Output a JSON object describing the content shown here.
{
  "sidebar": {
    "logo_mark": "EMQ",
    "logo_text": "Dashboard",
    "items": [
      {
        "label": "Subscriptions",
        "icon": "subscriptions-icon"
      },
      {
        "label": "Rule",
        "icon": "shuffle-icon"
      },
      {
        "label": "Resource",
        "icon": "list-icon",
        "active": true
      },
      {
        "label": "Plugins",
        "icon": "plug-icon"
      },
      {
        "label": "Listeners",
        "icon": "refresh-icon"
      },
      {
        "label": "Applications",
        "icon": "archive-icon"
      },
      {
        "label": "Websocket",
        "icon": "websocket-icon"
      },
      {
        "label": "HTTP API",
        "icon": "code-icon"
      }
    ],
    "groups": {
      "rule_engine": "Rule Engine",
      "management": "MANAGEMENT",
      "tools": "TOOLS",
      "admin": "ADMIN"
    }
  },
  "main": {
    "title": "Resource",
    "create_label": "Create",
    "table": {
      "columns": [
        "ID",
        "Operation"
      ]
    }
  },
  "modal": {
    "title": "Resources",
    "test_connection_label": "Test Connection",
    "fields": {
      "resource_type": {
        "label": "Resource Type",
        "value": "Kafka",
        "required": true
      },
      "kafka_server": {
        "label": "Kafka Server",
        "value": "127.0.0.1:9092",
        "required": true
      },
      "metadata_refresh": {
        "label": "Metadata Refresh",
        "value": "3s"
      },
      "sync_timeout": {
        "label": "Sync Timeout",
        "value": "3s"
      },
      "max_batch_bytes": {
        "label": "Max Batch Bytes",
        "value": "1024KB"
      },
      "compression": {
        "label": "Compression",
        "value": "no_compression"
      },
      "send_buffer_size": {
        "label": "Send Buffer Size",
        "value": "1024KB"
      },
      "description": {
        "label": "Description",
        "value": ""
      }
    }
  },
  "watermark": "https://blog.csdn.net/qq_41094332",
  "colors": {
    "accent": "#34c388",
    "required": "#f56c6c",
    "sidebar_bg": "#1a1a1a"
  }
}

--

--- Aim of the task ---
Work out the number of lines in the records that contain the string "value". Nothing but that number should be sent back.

--- Solution to this problem ---
8